### DATA TO PROCESS
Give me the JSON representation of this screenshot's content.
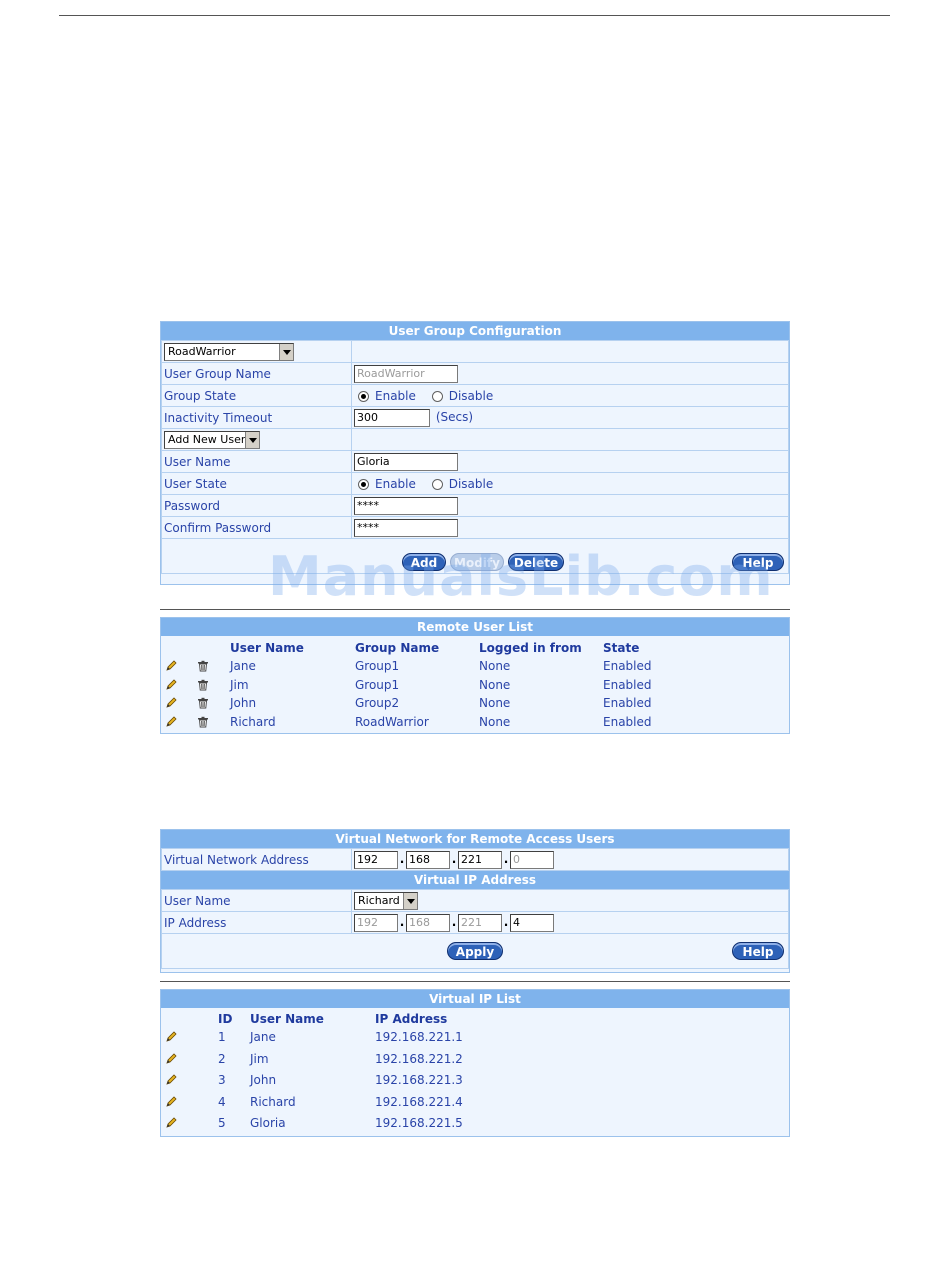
{
  "watermark": "ManualsLib.com",
  "group_config": {
    "title": "User Group Configuration",
    "group_select": "RoadWarrior",
    "group_name_label": "User Group Name",
    "group_name_value": "RoadWarrior",
    "group_state_label": "Group State",
    "enable_label": "Enable",
    "disable_label": "Disable",
    "timeout_label": "Inactivity Timeout",
    "timeout_value": "300",
    "timeout_unit": "(Secs)",
    "user_select": "Add New User",
    "user_name_label": "User Name",
    "user_name_value": "Gloria",
    "user_state_label": "User State",
    "password_label": "Password",
    "password_value": "****",
    "confirm_label": "Confirm Password",
    "confirm_value": "****",
    "add_button": "Add",
    "modify_button": "Modify",
    "delete_button": "Delete",
    "help_button": "Help"
  },
  "remote_users": {
    "title": "Remote User List",
    "headers": [
      "User Name",
      "Group Name",
      "Logged in from",
      "State"
    ],
    "rows": [
      {
        "user": "Jane",
        "group": "Group1",
        "from": "None",
        "state": "Enabled"
      },
      {
        "user": "Jim",
        "group": "Group1",
        "from": "None",
        "state": "Enabled"
      },
      {
        "user": "John",
        "group": "Group2",
        "from": "None",
        "state": "Enabled"
      },
      {
        "user": "Richard",
        "group": "RoadWarrior",
        "from": "None",
        "state": "Enabled"
      }
    ]
  },
  "virtual_network": {
    "title": "Virtual Network for Remote Access Users",
    "address_label": "Virtual Network Address",
    "octets": [
      "192",
      "168",
      "221",
      "0"
    ],
    "vip_title": "Virtual IP Address",
    "user_label": "User Name",
    "user_select": "Richard",
    "ip_label": "IP Address",
    "ip_octets": [
      "192",
      "168",
      "221",
      "4"
    ],
    "apply_button": "Apply",
    "help_button": "Help"
  },
  "vip_list": {
    "title": "Virtual IP List",
    "headers": [
      "ID",
      "User Name",
      "IP Address"
    ],
    "rows": [
      {
        "id": "1",
        "user": "Jane",
        "ip": "192.168.221.1"
      },
      {
        "id": "2",
        "user": "Jim",
        "ip": "192.168.221.2"
      },
      {
        "id": "3",
        "user": "John",
        "ip": "192.168.221.3"
      },
      {
        "id": "4",
        "user": "Richard",
        "ip": "192.168.221.4"
      },
      {
        "id": "5",
        "user": "Gloria",
        "ip": "192.168.221.5"
      }
    ]
  }
}
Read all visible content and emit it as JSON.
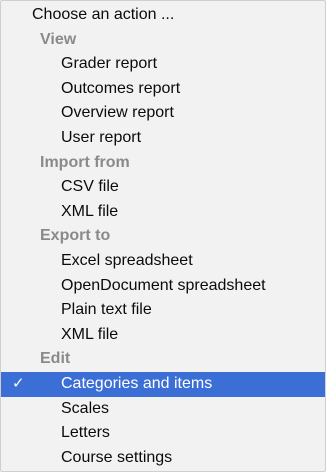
{
  "menu": {
    "header": "Choose an action ...",
    "groups": [
      {
        "label": "View",
        "items": [
          "Grader report",
          "Outcomes report",
          "Overview report",
          "User report"
        ]
      },
      {
        "label": "Import from",
        "items": [
          "CSV file",
          "XML file"
        ]
      },
      {
        "label": "Export to",
        "items": [
          "Excel spreadsheet",
          "OpenDocument spreadsheet",
          "Plain text file",
          "XML file"
        ]
      },
      {
        "label": "Edit",
        "items": [
          "Categories and items",
          "Scales",
          "Letters",
          "Course settings"
        ]
      }
    ],
    "selected": {
      "label": "Categories and items",
      "check_glyph": "✓",
      "check_icon": "checkmark-icon"
    },
    "colors": {
      "background": "#f2f2f2",
      "group_label": "#8a8a8a",
      "selection": "#3b6fd6",
      "selected_text": "#ffffff"
    }
  }
}
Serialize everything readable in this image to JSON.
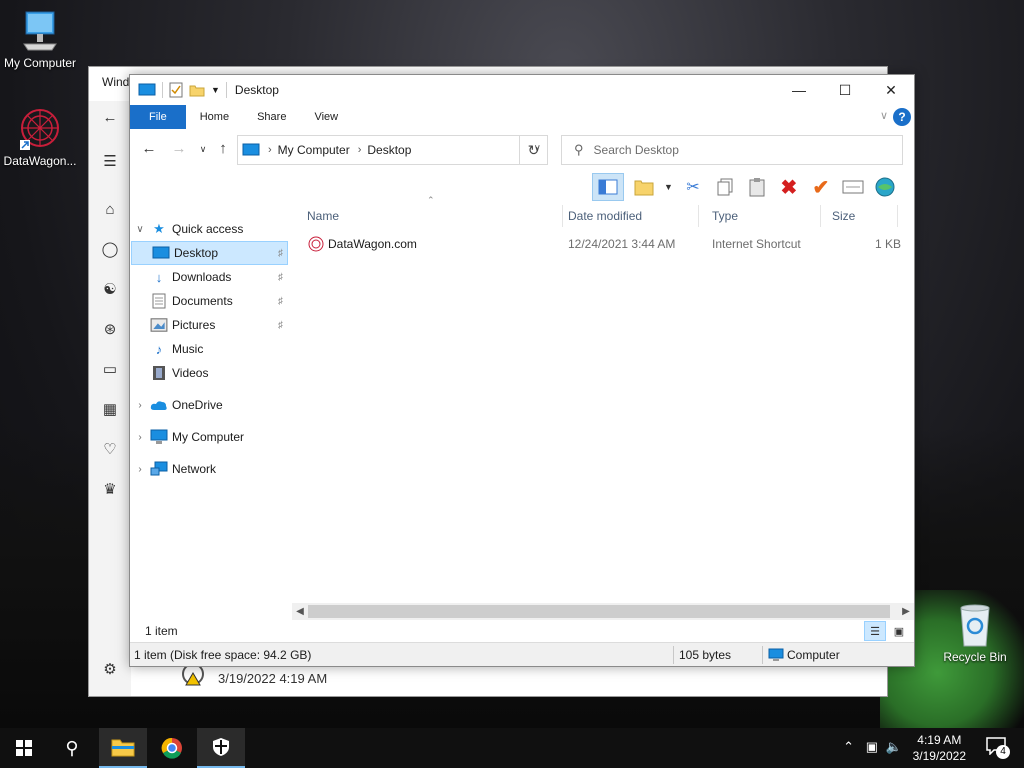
{
  "desktop": {
    "icons": [
      {
        "label": "My Computer",
        "icon": "monitor-icon"
      },
      {
        "label": "DataWagon...",
        "icon": "datawagon-logo-icon"
      },
      {
        "label": "Recycle Bin",
        "icon": "recycle-bin-icon"
      }
    ]
  },
  "background_window": {
    "title": "Wind",
    "footer_time": "3/19/2022 4:19 AM"
  },
  "explorer": {
    "title": "Desktop",
    "ribbon_tabs": {
      "file": "File",
      "home": "Home",
      "share": "Share",
      "view": "View"
    },
    "address": {
      "root": "My Computer",
      "current": "Desktop"
    },
    "search_placeholder": "Search Desktop",
    "nav": {
      "quick_access": "Quick access",
      "desktop": "Desktop",
      "downloads": "Downloads",
      "documents": "Documents",
      "pictures": "Pictures",
      "music": "Music",
      "videos": "Videos",
      "onedrive": "OneDrive",
      "my_computer": "My Computer",
      "network": "Network"
    },
    "columns": {
      "name": "Name",
      "date": "Date modified",
      "type": "Type",
      "size": "Size"
    },
    "files": [
      {
        "name": "DataWagon.com",
        "date": "12/24/2021 3:44 AM",
        "type": "Internet Shortcut",
        "size": "1 KB"
      }
    ],
    "item_count": "1 item",
    "status": {
      "left": "1 item (Disk free space: 94.2 GB)",
      "bytes": "105 bytes",
      "location": "Computer"
    }
  },
  "taskbar": {
    "time": "4:19 AM",
    "date": "3/19/2022",
    "notifications": "4"
  },
  "colors": {
    "accent": "#1a6fc9",
    "selection": "#cce8ff"
  }
}
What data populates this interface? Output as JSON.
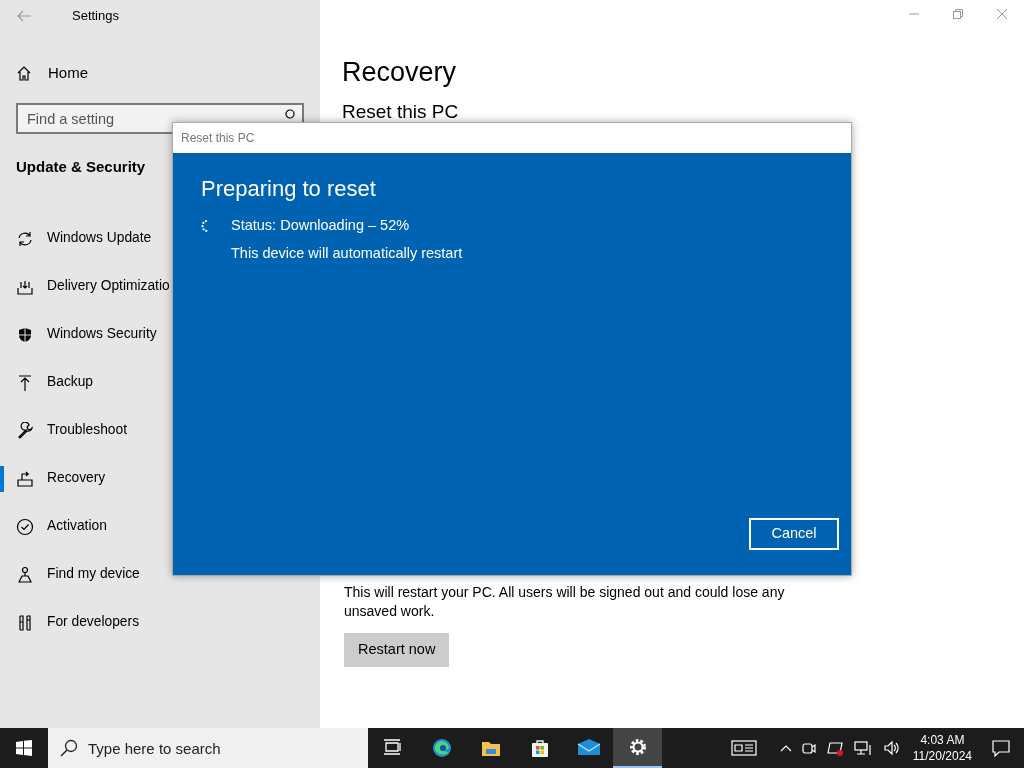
{
  "window": {
    "title": "Settings"
  },
  "sidebar": {
    "home": "Home",
    "search": {
      "placeholder": "Find a setting"
    },
    "section": "Update & Security",
    "items": [
      {
        "label": "Windows Update",
        "kind": "update",
        "selected": false
      },
      {
        "label": "Delivery Optimizatio",
        "kind": "delivery",
        "selected": false
      },
      {
        "label": "Windows Security",
        "kind": "security",
        "selected": false
      },
      {
        "label": "Backup",
        "kind": "backup",
        "selected": false
      },
      {
        "label": "Troubleshoot",
        "kind": "troubleshoot",
        "selected": false
      },
      {
        "label": "Recovery",
        "kind": "recovery",
        "selected": true
      },
      {
        "label": "Activation",
        "kind": "activation",
        "selected": false
      },
      {
        "label": "Find my device",
        "kind": "find",
        "selected": false
      },
      {
        "label": "For developers",
        "kind": "developers",
        "selected": false
      }
    ]
  },
  "main": {
    "heading": "Recovery",
    "section_title": "Reset this PC",
    "paragraph": "This will restart your PC. All users will be signed out and could lose any unsaved work.",
    "button": "Restart now"
  },
  "dialog": {
    "title": "Reset this PC",
    "heading": "Preparing to reset",
    "status": "Status: Downloading – 52%",
    "note": "This device will automatically restart",
    "button": "Cancel"
  },
  "taskbar": {
    "search": {
      "placeholder": "Type here to search"
    },
    "apps": [
      {
        "kind": "taskview",
        "selected": false
      },
      {
        "kind": "edge",
        "selected": false
      },
      {
        "kind": "explorer",
        "selected": false
      },
      {
        "kind": "store",
        "selected": false
      },
      {
        "kind": "mail",
        "selected": false
      },
      {
        "kind": "settings",
        "selected": true
      }
    ],
    "time": "4:03 AM",
    "date": "11/20/2024"
  }
}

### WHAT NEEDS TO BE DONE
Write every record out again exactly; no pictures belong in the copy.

### RESULT FOR THIS EXERCISE
Give me the JSON representation of this screenshot's content.
{
  "watermark": "ManualsLib.com",
  "group_config": {
    "title": "User Group Configuration",
    "group_select": "RoadWarrior",
    "group_name_label": "User Group Name",
    "group_name_value": "RoadWarrior",
    "group_state_label": "Group State",
    "enable_label": "Enable",
    "disable_label": "Disable",
    "timeout_label": "Inactivity Timeout",
    "timeout_value": "300",
    "timeout_unit": "(Secs)",
    "user_select": "Add New User",
    "user_name_label": "User Name",
    "user_name_value": "Gloria",
    "user_state_label": "User State",
    "password_label": "Password",
    "password_value": "****",
    "confirm_label": "Confirm Password",
    "confirm_value": "****",
    "add_button": "Add",
    "modify_button": "Modify",
    "delete_button": "Delete",
    "help_button": "Help"
  },
  "remote_users": {
    "title": "Remote User List",
    "headers": [
      "User Name",
      "Group Name",
      "Logged in from",
      "State"
    ],
    "rows": [
      {
        "user": "Jane",
        "group": "Group1",
        "from": "None",
        "state": "Enabled"
      },
      {
        "user": "Jim",
        "group": "Group1",
        "from": "None",
        "state": "Enabled"
      },
      {
        "user": "John",
        "group": "Group2",
        "from": "None",
        "state": "Enabled"
      },
      {
        "user": "Richard",
        "group": "RoadWarrior",
        "from": "None",
        "state": "Enabled"
      }
    ]
  },
  "virtual_network": {
    "title": "Virtual Network for Remote Access Users",
    "address_label": "Virtual Network Address",
    "octets": [
      "192",
      "168",
      "221",
      "0"
    ],
    "vip_title": "Virtual IP Address",
    "user_label": "User Name",
    "user_select": "Richard",
    "ip_label": "IP Address",
    "ip_octets": [
      "192",
      "168",
      "221",
      "4"
    ],
    "apply_button": "Apply",
    "help_button": "Help"
  },
  "vip_list": {
    "title": "Virtual IP List",
    "headers": [
      "ID",
      "User Name",
      "IP Address"
    ],
    "rows": [
      {
        "id": "1",
        "user": "Jane",
        "ip": "192.168.221.1"
      },
      {
        "id": "2",
        "user": "Jim",
        "ip": "192.168.221.2"
      },
      {
        "id": "3",
        "user": "John",
        "ip": "192.168.221.3"
      },
      {
        "id": "4",
        "user": "Richard",
        "ip": "192.168.221.4"
      },
      {
        "id": "5",
        "user": "Gloria",
        "ip": "192.168.221.5"
      }
    ]
  }
}
Read all visible content and emit it as JSON.
{
  "menu": {
    "header": "Choose an action ...",
    "groups": [
      {
        "label": "View",
        "items": [
          "Grader report",
          "Outcomes report",
          "Overview report",
          "User report"
        ]
      },
      {
        "label": "Import from",
        "items": [
          "CSV file",
          "XML file"
        ]
      },
      {
        "label": "Export to",
        "items": [
          "Excel spreadsheet",
          "OpenDocument spreadsheet",
          "Plain text file",
          "XML file"
        ]
      },
      {
        "label": "Edit",
        "items": [
          "Categories and items",
          "Scales",
          "Letters",
          "Course settings"
        ]
      }
    ],
    "selected": {
      "label": "Categories and items",
      "check_glyph": "✓",
      "check_icon": "checkmark-icon"
    },
    "colors": {
      "background": "#f2f2f2",
      "group_label": "#8a8a8a",
      "selection": "#3b6fd6",
      "selected_text": "#ffffff"
    }
  }
}
Serialize everything readable in this image to JSON.
{
  "desktop": {
    "icons": [
      {
        "label": "My Computer",
        "icon": "monitor-icon"
      },
      {
        "label": "DataWagon...",
        "icon": "datawagon-logo-icon"
      },
      {
        "label": "Recycle Bin",
        "icon": "recycle-bin-icon"
      }
    ]
  },
  "background_window": {
    "title": "Wind",
    "footer_time": "3/19/2022 4:19 AM"
  },
  "explorer": {
    "title": "Desktop",
    "ribbon_tabs": {
      "file": "File",
      "home": "Home",
      "share": "Share",
      "view": "View"
    },
    "address": {
      "root": "My Computer",
      "current": "Desktop"
    },
    "search_placeholder": "Search Desktop",
    "nav": {
      "quick_access": "Quick access",
      "desktop": "Desktop",
      "downloads": "Downloads",
      "documents": "Documents",
      "pictures": "Pictures",
      "music": "Music",
      "videos": "Videos",
      "onedrive": "OneDrive",
      "my_computer": "My Computer",
      "network": "Network"
    },
    "columns": {
      "name": "Name",
      "date": "Date modified",
      "type": "Type",
      "size": "Size"
    },
    "files": [
      {
        "name": "DataWagon.com",
        "date": "12/24/2021 3:44 AM",
        "type": "Internet Shortcut",
        "size": "1 KB"
      }
    ],
    "item_count": "1 item",
    "status": {
      "left": "1 item (Disk free space: 94.2 GB)",
      "bytes": "105 bytes",
      "location": "Computer"
    }
  },
  "taskbar": {
    "time": "4:19 AM",
    "date": "3/19/2022",
    "notifications": "4"
  },
  "colors": {
    "accent": "#1a6fc9",
    "selection": "#cce8ff"
  }
}
What data populates this interface? Output as JSON.
{
  "window": {
    "title": "Settings"
  },
  "sidebar": {
    "home": "Home",
    "search": {
      "placeholder": "Find a setting"
    },
    "section": "Update & Security",
    "items": [
      {
        "label": "Windows Update",
        "kind": "update",
        "selected": false
      },
      {
        "label": "Delivery Optimizatio",
        "kind": "delivery",
        "selected": false
      },
      {
        "label": "Windows Security",
        "kind": "security",
        "selected": false
      },
      {
        "label": "Backup",
        "kind": "backup",
        "selected": false
      },
      {
        "label": "Troubleshoot",
        "kind": "troubleshoot",
        "selected": false
      },
      {
        "label": "Recovery",
        "kind": "recovery",
        "selected": true
      },
      {
        "label": "Activation",
        "kind": "activation",
        "selected": false
      },
      {
        "label": "Find my device",
        "kind": "find",
        "selected": false
      },
      {
        "label": "For developers",
        "kind": "developers",
        "selected": false
      }
    ]
  },
  "main": {
    "heading": "Recovery",
    "section_title": "Reset this PC",
    "paragraph": "This will restart your PC. All users will be signed out and could lose any unsaved work.",
    "button": "Restart now"
  },
  "dialog": {
    "title": "Reset this PC",
    "heading": "Preparing to reset",
    "status": "Status: Downloading – 52%",
    "note": "This device will automatically restart",
    "button": "Cancel"
  },
  "taskbar": {
    "search": {
      "placeholder": "Type here to search"
    },
    "apps": [
      {
        "kind": "taskview",
        "selected": false
      },
      {
        "kind": "edge",
        "selected": false
      },
      {
        "kind": "explorer",
        "selected": false
      },
      {
        "kind": "store",
        "selected": false
      },
      {
        "kind": "mail",
        "selected": false
      },
      {
        "kind": "settings",
        "selected": true
      }
    ],
    "time": "4:03 AM",
    "date": "11/20/2024"
  }
}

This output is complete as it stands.